■ **Input material**:
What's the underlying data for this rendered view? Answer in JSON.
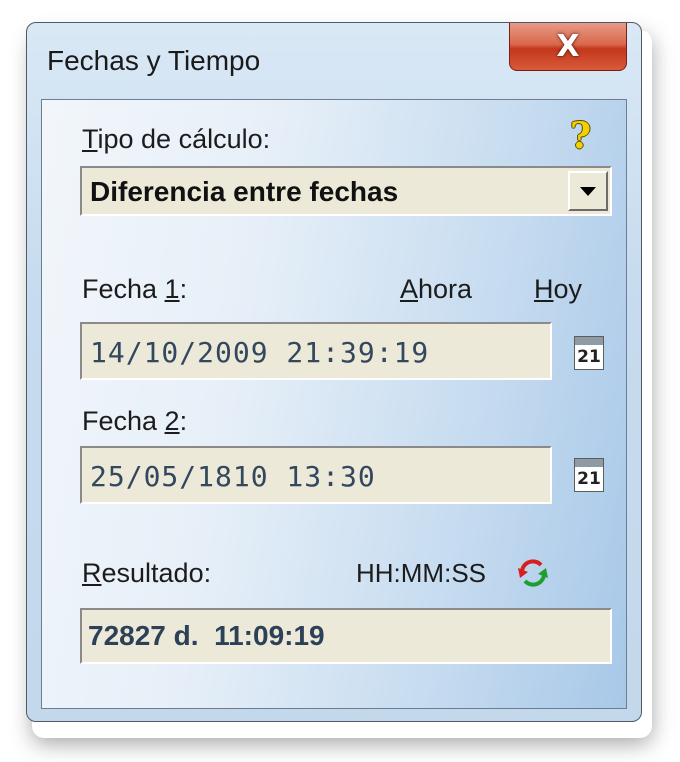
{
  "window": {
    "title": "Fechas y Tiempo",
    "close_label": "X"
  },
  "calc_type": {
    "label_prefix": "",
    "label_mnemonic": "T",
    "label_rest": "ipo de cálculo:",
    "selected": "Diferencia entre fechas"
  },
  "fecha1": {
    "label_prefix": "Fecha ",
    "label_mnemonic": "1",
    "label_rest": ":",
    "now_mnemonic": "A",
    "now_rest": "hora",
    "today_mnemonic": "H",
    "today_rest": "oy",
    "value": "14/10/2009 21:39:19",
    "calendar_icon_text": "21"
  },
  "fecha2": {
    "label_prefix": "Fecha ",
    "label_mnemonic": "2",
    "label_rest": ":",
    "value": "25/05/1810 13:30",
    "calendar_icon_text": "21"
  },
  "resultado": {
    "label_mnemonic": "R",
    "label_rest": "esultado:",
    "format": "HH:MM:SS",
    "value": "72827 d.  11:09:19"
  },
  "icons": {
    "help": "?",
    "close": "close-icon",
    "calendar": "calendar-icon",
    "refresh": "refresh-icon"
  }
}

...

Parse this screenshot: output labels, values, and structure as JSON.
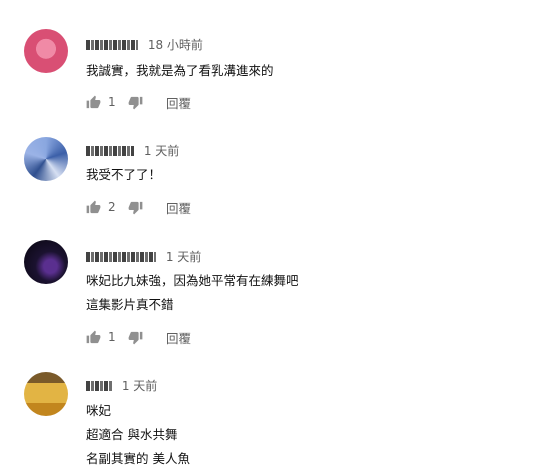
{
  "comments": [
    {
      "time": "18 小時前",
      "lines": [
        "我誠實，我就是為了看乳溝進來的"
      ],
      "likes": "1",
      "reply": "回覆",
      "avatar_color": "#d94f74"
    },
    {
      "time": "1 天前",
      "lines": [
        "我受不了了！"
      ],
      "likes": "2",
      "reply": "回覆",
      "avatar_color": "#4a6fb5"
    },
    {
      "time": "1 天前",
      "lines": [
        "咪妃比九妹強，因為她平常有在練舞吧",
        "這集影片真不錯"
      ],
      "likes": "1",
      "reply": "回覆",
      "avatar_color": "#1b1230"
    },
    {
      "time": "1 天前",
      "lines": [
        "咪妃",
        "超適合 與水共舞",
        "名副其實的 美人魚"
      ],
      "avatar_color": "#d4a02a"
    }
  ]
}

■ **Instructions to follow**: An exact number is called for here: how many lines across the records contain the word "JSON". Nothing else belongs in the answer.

■ **Task response**: 2